The broad consensus is that Miranda is not a serious impediment to policework, meaning that suspects regularly confess to serious crimes despite being explicitly informed (1) that they need not do so and (2) that doing so could cause them harm in court. Students interested in how police obtain confessions should see an article titled Ordinary Police Interrogation in the United States: The Destruction of Meaning and Persons: A Psychoanalytic-Ethical Investigation.67 The authors describe a suspect who falsely confessed to murdering his sister. The interrogation was videotaped, allowing analysis of how an innocent person (conclusive evidence of his innocence was later discovered) was pressured to confess by lawful police tactics. The authors argue, “The goal of interrogation is not to gather information. It is to obtain confessions.”68 That is, once police decide during an investigation who they believe committed the crime, the purpose of interrogation is to get the admissions needed to convict the suspect.

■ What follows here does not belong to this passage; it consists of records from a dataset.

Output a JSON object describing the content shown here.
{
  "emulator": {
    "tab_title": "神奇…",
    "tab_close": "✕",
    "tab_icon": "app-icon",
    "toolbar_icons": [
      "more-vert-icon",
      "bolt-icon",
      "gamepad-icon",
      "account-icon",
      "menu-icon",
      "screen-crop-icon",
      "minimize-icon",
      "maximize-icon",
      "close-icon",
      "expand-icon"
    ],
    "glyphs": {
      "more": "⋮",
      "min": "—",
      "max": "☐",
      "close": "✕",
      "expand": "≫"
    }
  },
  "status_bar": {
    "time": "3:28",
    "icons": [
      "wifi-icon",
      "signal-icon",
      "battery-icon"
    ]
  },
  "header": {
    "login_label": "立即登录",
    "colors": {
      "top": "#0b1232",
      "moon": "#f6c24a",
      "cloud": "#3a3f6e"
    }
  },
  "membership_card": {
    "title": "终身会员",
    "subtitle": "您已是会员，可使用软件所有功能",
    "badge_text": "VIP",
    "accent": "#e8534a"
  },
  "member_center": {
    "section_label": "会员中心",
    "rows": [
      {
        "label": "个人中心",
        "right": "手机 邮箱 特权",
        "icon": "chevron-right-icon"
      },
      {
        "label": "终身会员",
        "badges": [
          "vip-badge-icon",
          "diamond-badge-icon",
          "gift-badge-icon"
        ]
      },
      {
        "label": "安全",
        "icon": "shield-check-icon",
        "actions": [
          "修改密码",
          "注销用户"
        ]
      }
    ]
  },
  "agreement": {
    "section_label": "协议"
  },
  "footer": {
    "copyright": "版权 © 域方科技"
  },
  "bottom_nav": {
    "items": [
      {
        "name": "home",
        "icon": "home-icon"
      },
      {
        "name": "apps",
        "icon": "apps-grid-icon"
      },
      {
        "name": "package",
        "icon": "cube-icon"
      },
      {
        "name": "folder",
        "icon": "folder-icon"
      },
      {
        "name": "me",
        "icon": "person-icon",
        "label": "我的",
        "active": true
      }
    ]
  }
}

One author attended a training seminar for police interrogators, learning techniques such as how to “evade informing suspects of their rights during interrogation by giving suspects the impression that they have been arrested without in fact placing them under arrest.” He reports, “Reid seminar attendees are told to walk into interviews with thick folders, videocassettes, or similar props spilling out to make subjects believe interrogators have evidence against them.” After describing several other techniques effective against the innocent and guilty alike, the authors state, “The interrogator, armed and trained with these powerful rhetorical tools developed and refined over seventy years of systematic study and placed in the position of power and authority over the suspect, not surprisingly often extracts admissions of criminal conduct. But such admissions do not end the interrogation.”69 Because police prefer confessions that match other evidence, interrogators follow the initial admissions with leading questions designed to conform the suspect’s story to what is already known about a crime.
A discussion of best practices for interrogations is beyond the scope of this chapter. It will suffice to state that if questioners seek to learn the truth during questioning—as opposed to confirming existing beliefs and obtaining evidence for trial—the process described in Ordinary Police Interrogation would be avoided.70
Regardless of one’s views on the ultimate practical effects of Miranda, one cannot deny that Supreme Court doctrine affects the number of confessions admitted as evidence against defendants. In our next chapter, we review how the Court has defined “interrogation” under Miranda.